This paper takes note of what the authors term the Professional Identity Defense. That is, that too much of what happens in therapy involves the unconscious need of professionals to defend their professional images at the expense of the client, terming the client's objection to this as the client's resistance. This is true of professionals of varying theoretical persuasions and may be manifested as 1) data denseness–a blindness to certain client data that would require a response different from the orthodox response; 2) a smug attitude towards one's own understanding of the client. This would appear as flatfootedness, blaming the client, unimaginative-ness about one's way of proceeding in the overall technical conducting of the therapy, a failure to utilize potentials of projective identification (an inability, in effect, to listen with the third ear) and 3) structural rigidities in conducting the work which predetermine responses, and the therapist's refusal to alter them.

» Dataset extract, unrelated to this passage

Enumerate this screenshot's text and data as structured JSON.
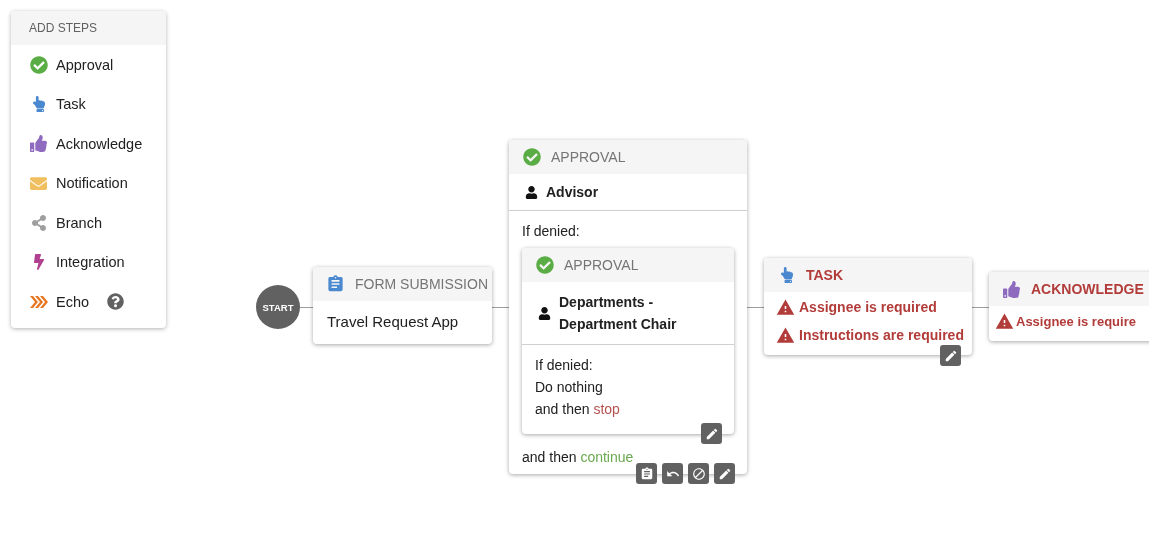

Using examples from a number of currently fashionable therapy schools, the authors expound on their argument and suggest that this difficulty stems not only from the individual practitioner's anxiety, but from biases built into the theory of these schools. Each of these schools sets up taboos with regard to what must not be allowed to happen in therapy. That the violation of these taboos acts operationally to introduce new important data, rather than simply interfering with the fine tuning of therapeutic focus, must be looked at fearlessly and honestly in order to truly enhance therapeutic effectiveness.